This extract comes from John Henderson’s travel guide to Jamaica, published in the early 20th century. In this chapter he focusses on the daily routines of troops in the West Indies, discussing the lives of both officers and their men.
According to John Henderson, privates in the West India Regiments would work at drill or musketry until midday before dining. Free afternoons would be spent in Kingston if possible, where the private would plume ‘himself on the side walks to the admiration of the black and yellow girls’. As well as parading within the barracks, Henderson alleges that the men of the Regiment would ‘parade at large in the brilliant full-dress uniform of his regiment. Scarlet and yellow or scarlet and white, zouave jackets, and white or yellow spats’ after church on Sundays, much to the admiration of ‘men and women alike’. Henderson highlights that for the rank and file of African descent the Regiment’s uniform was a source of pride that attracted the admiration of others. It was believed that those of African descent within the West India Regiment were better at coping with the tropical sun and heat, and John Henderson states that this was another source of pride for the men, writing:
‘he knows that he has his value ... he is not jealous because he is too conscious of superiority. Could a white regiment have marched in the full glare of the noon sun through Ashanti and not dropped a man?’
The life of the rank and file within the Regiments was a great contrast to the lives of officers, who were supposed to be responsible for the drilling of their troops. In some cases, Henderson reveals that some officers found this work monotonous and passed it on to their non-commissioned officers. He writes of the West India Regimental officer that he ‘gets through his early morning work as quickly as possible, and then scrambles, schoolboy fashion, into the playing fields’. Henderson emphasises the social lives of the officers over their military duties, stating that ‘in Jamaica the Army is mainly considered as a prop to society’ and that officers were sought after as ‘dancing men, players at the game of tennis and possible husbands for fair daughters’. He details the numerous sports that the men play and the high society events that they receive invitations to.
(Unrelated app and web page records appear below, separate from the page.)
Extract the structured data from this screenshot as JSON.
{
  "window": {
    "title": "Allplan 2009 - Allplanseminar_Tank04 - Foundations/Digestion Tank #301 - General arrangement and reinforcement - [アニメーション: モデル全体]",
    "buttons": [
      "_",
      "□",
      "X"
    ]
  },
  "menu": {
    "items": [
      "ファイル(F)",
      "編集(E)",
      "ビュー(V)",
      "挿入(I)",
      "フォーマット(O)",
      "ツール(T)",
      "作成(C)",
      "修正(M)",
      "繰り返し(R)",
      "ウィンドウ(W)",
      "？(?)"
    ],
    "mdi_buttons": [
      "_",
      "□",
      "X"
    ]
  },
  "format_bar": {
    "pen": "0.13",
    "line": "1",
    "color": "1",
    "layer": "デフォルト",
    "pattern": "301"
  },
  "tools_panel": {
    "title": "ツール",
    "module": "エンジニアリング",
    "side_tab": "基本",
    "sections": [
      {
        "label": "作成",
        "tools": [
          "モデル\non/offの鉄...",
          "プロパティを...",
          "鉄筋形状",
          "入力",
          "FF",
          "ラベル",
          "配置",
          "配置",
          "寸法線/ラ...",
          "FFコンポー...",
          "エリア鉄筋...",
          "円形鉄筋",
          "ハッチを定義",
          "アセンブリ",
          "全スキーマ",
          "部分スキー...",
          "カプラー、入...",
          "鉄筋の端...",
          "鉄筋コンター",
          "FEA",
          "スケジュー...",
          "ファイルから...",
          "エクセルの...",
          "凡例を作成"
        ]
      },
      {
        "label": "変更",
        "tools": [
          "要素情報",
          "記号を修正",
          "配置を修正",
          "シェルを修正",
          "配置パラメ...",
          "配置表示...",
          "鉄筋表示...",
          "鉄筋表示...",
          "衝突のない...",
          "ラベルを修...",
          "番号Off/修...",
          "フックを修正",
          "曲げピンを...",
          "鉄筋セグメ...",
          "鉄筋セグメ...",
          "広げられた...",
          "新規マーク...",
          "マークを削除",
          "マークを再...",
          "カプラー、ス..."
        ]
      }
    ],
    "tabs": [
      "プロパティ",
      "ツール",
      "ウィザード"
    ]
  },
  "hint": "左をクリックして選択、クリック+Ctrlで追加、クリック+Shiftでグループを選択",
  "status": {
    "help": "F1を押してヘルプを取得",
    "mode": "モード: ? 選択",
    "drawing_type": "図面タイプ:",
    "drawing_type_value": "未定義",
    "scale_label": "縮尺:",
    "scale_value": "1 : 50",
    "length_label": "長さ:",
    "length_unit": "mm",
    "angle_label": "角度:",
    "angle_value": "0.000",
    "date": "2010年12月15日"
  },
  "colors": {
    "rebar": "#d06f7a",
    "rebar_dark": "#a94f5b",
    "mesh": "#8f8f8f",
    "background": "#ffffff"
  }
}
It is important to note that this extract comes from a book that was published in 1906, two years after Britain and France had officially made peace and agreed to co-operate in the 1904 Entente Cordiale. It describes military life in the Caribbean long after Britain and France had ceased to fight over the Caribbean islands. Had this been written a hundred years earlier, when many of the British Caribbean islands were under threat, it is likely that the priorities and activities of the men would have been very different.